  • Experience reports.

We all work remotely, so the meetings are held over Zoom calls, which we record. We now have about 200 hours of recordings, so searchability is important. We do several things:

  • We enable Zoom’s transcript feature and save the resulting text file. It’s very inaccurate, but it’s usually good enough for keyword searches. Its contents are timestamped, so it’s easy to find the relevant parts of the video once you have done your search.
  • We enable Zoom’s Meeting Summary feature. This uses AI to create a summary of the meeting, which is emailed to you afterwards. It’s surprisingly good, but it makes mistakes, assigns comments to the wrong person and it occasionally hallucinates. Nevertheless, it’s good for keyword searches, so we save the emails.
  • A junior team member replays the recording (at 1.5x to 2x speed) and creates a searchable record of the topics with their timestamps. Other information may be recorded, such as URLs.
  • We are in the process of entering all this information in a wiki that anyone will be able to read, add to and edit, creating a centralised knowledgebase that will also contain information from other sources, such as posts to forums like MoT.
3 Likes

Yea! We have several actually.

We have the whole QA Department basically which is 1 big group of around 50 people. We send out evening sessions where we share knowledge about our projects and what our problems were and how we tackle them.

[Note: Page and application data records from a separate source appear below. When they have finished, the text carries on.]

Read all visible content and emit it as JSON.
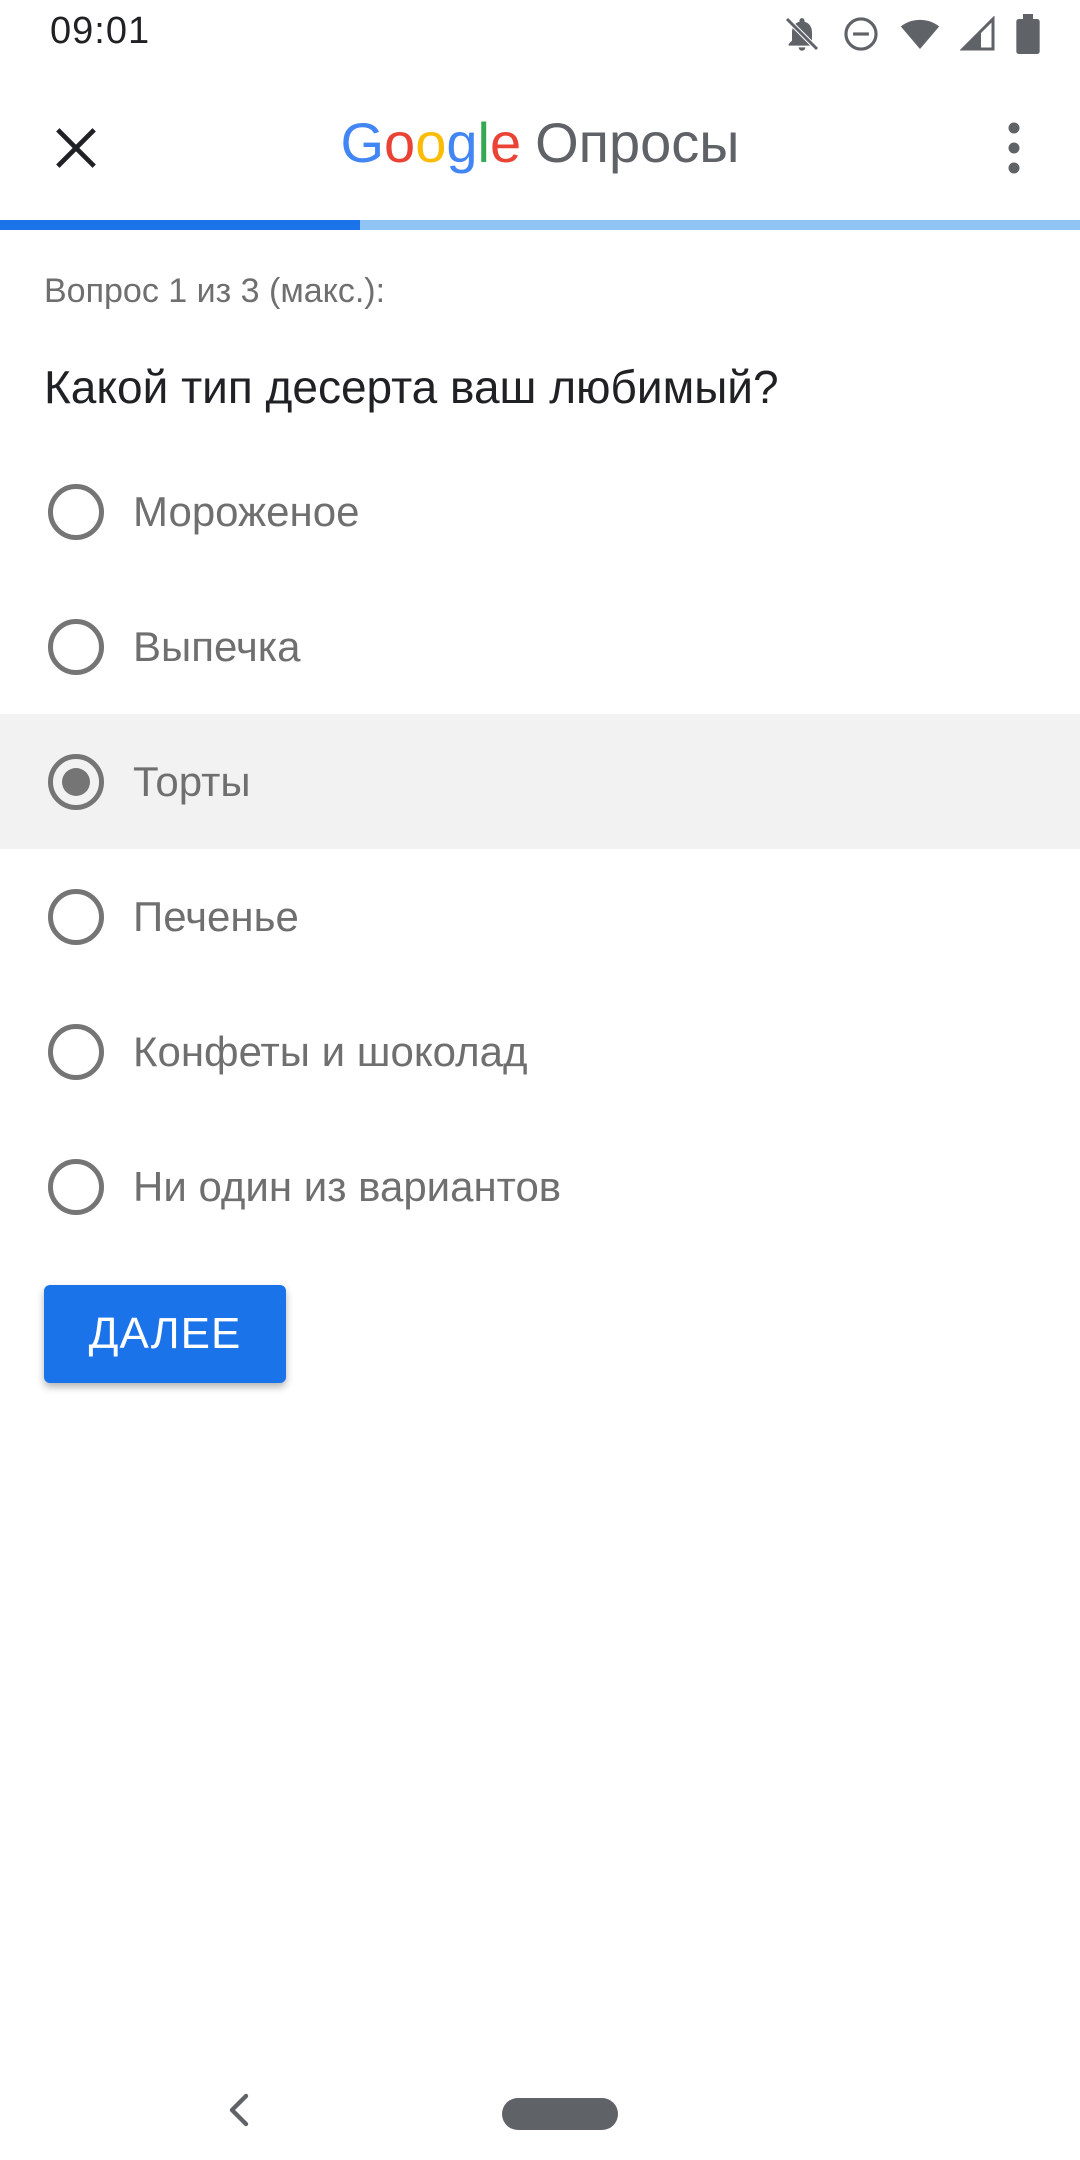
{
  "status_bar": {
    "time": "09:01",
    "icons": [
      "notifications-off-icon",
      "do-not-disturb-icon",
      "wifi-icon",
      "signal-icon",
      "battery-icon"
    ]
  },
  "app_bar": {
    "brand_letters": [
      "G",
      "o",
      "o",
      "g",
      "l",
      "e"
    ],
    "product_name": "Опросы",
    "close_icon": "close-icon",
    "menu_icon": "more-vert-icon"
  },
  "progress": {
    "fraction": 0.333,
    "fill_color": "#1a73e8",
    "track_color": "#90c4f4"
  },
  "question": {
    "counter": "Вопрос 1 из 3 (макс.):",
    "text": "Какой тип десерта ваш любимый?",
    "options": [
      {
        "label": "Мороженое",
        "selected": false
      },
      {
        "label": "Выпечка",
        "selected": false
      },
      {
        "label": "Торты",
        "selected": true
      },
      {
        "label": "Печенье",
        "selected": false
      },
      {
        "label": "Конфеты и шоколад",
        "selected": false
      },
      {
        "label": "Ни один из вариантов",
        "selected": false
      }
    ]
  },
  "actions": {
    "next_label": "ДАЛЕЕ"
  },
  "nav_bar": {
    "back_icon": "back-chevron-icon",
    "home_icon": "home-pill-icon"
  },
  "colors": {
    "accent": "#1a73e8",
    "google_blue": "#4285F4",
    "google_red": "#EA4335",
    "google_yellow": "#FBBC05",
    "google_green": "#34A853"
  }
}
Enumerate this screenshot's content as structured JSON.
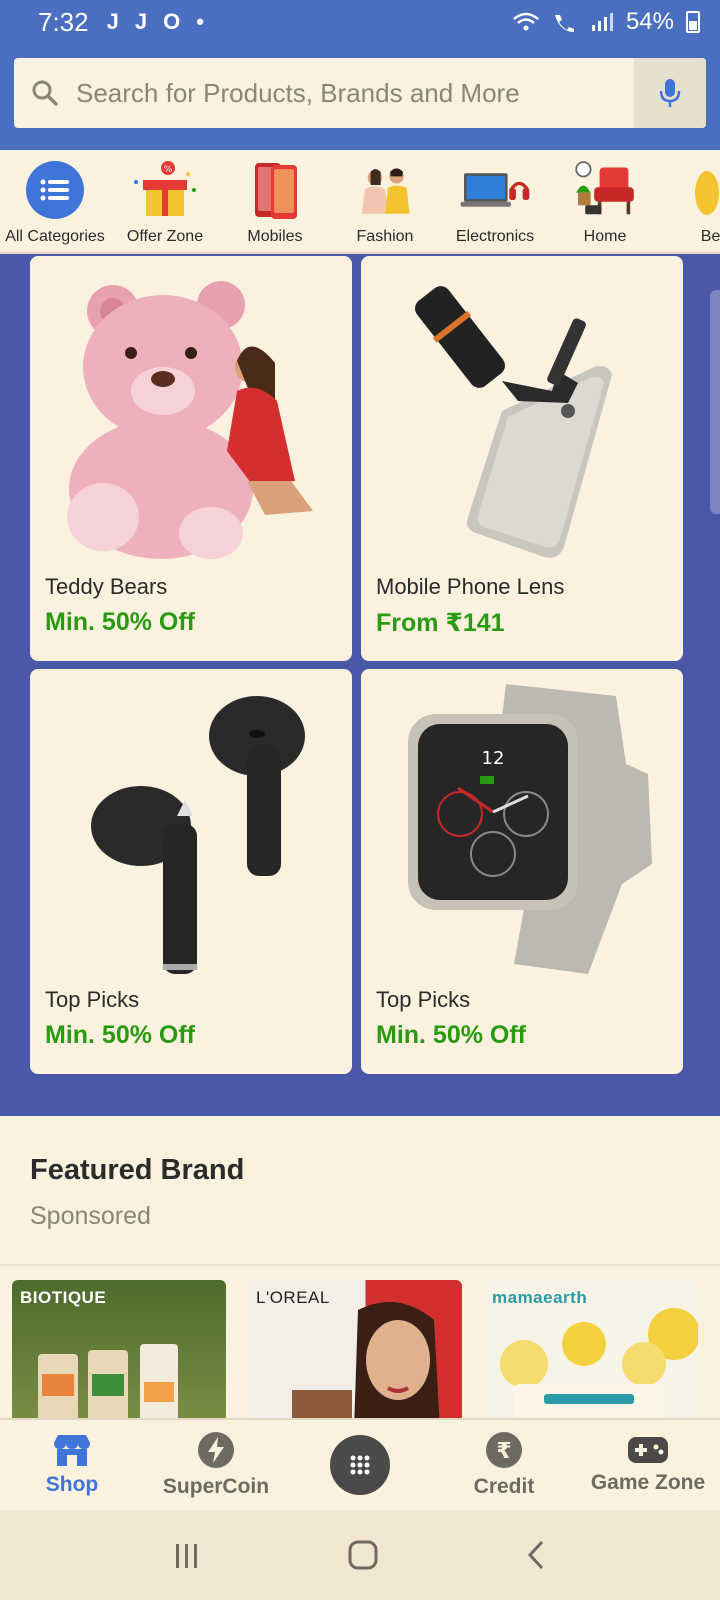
{
  "status_bar": {
    "time": "7:32",
    "left_icons": [
      "J",
      "J",
      "O",
      "•"
    ],
    "battery": "54%"
  },
  "search": {
    "placeholder": "Search for Products, Brands and More"
  },
  "categories": [
    {
      "label": "All Categories",
      "icon": "menu-icon"
    },
    {
      "label": "Offer Zone",
      "icon": "gift-icon"
    },
    {
      "label": "Mobiles",
      "icon": "phone-icon"
    },
    {
      "label": "Fashion",
      "icon": "fashion-icon"
    },
    {
      "label": "Electronics",
      "icon": "laptop-icon"
    },
    {
      "label": "Home",
      "icon": "chair-icon"
    },
    {
      "label": "Bea",
      "icon": "beauty-icon"
    }
  ],
  "promo_cards": [
    {
      "title": "Teddy Bears",
      "offer": "Min. 50% Off"
    },
    {
      "title": "Mobile Phone Lens",
      "offer": "From ₹141"
    },
    {
      "title": "Top Picks",
      "offer": "Min. 50% Off"
    },
    {
      "title": "Top Picks",
      "offer": "Min. 50% Off"
    }
  ],
  "featured": {
    "title": "Featured Brand",
    "subtitle": "Sponsored"
  },
  "brands": [
    "BIOTIQUE",
    "L'OREAL",
    "mamaearth"
  ],
  "bottom_nav": [
    {
      "label": "Shop",
      "icon": "shop-icon"
    },
    {
      "label": "SuperCoin",
      "icon": "lightning-icon"
    },
    {
      "label": "",
      "icon": "grid-icon"
    },
    {
      "label": "Credit",
      "icon": "rupee-icon"
    },
    {
      "label": "Game Zone",
      "icon": "gamepad-icon"
    }
  ],
  "colors": {
    "header_blue": "#4a6fc0",
    "promo_bg": "#4b57a7",
    "offer_green": "#2a9a12",
    "active_blue": "#3f74d8",
    "cream": "#fbf1df"
  }
}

Then there are the smaller QA communities which are specific to a domain for example " Technical QA " which contains the people who do technical testing, such as automation, performance testing etc.

We organize in these smaller groups “exploration nights” and “training days” where we discover new methodologies, frameworks, ways of working etc. We try to do it once a month.

1 Like

Once a month we have space on our calendar to bring the whole test team (and others) together to talk about any concept people want to put forward.

I kind of look at this as being the minimum amount of training we want to do. A lot of times we’ll start a discussion during the CoP time and then later add a few additional hours / meetings to follow up on the topics.

I tend to like doing CoPs that are hands on. Have a mirror board or mindmap, or something and then we have a facilitator who works through the topic with people.

Our team is small, only about 5-6 in the testing group but I’ve run CoPs with as few as 3 people.

Yes, but it can be a bit broadcast rather than collaborative meaning people don’t see the value in it.

Organisationally the idea of a CoP is quite new so people don’t know what they want from it / how to engage. Instead they favour focusing on their project teams to solve problems. This means potentially solving the same problem many times, but when people are up against deadlines I’m not sure they see that as an issue.

Yes I have worked mostly in service based organizations wherewe have a dedicated community of practice.

What we do there mostly is activities related to testing like
1.POC’s for new projects
2.Training a bunch of people on the latest trends and technologies
3.Evaluating tools and procuring licenses
4.Publishing whitepapers

The organization has no testers.

We don’t have a “testing CoP” but rather a “Quality Circle” which includes all kinds of people from the product engineering department and it’s different teams - QAs, developers, product managers, support engineers, devOps, etc.

The goal of the circle is to discuss different software quality related issues and opportunities, work on the quality strategy and roadmap, vent a bit about currently problems and take topics and ideas back to the teams.

Since quality is the responsibility of everyone, this is what we are doing - including everyone. Also, making sure that people don’t only think software quality = bugs, but rather software quality consists of so many other things that we all can influence and change.

1 Like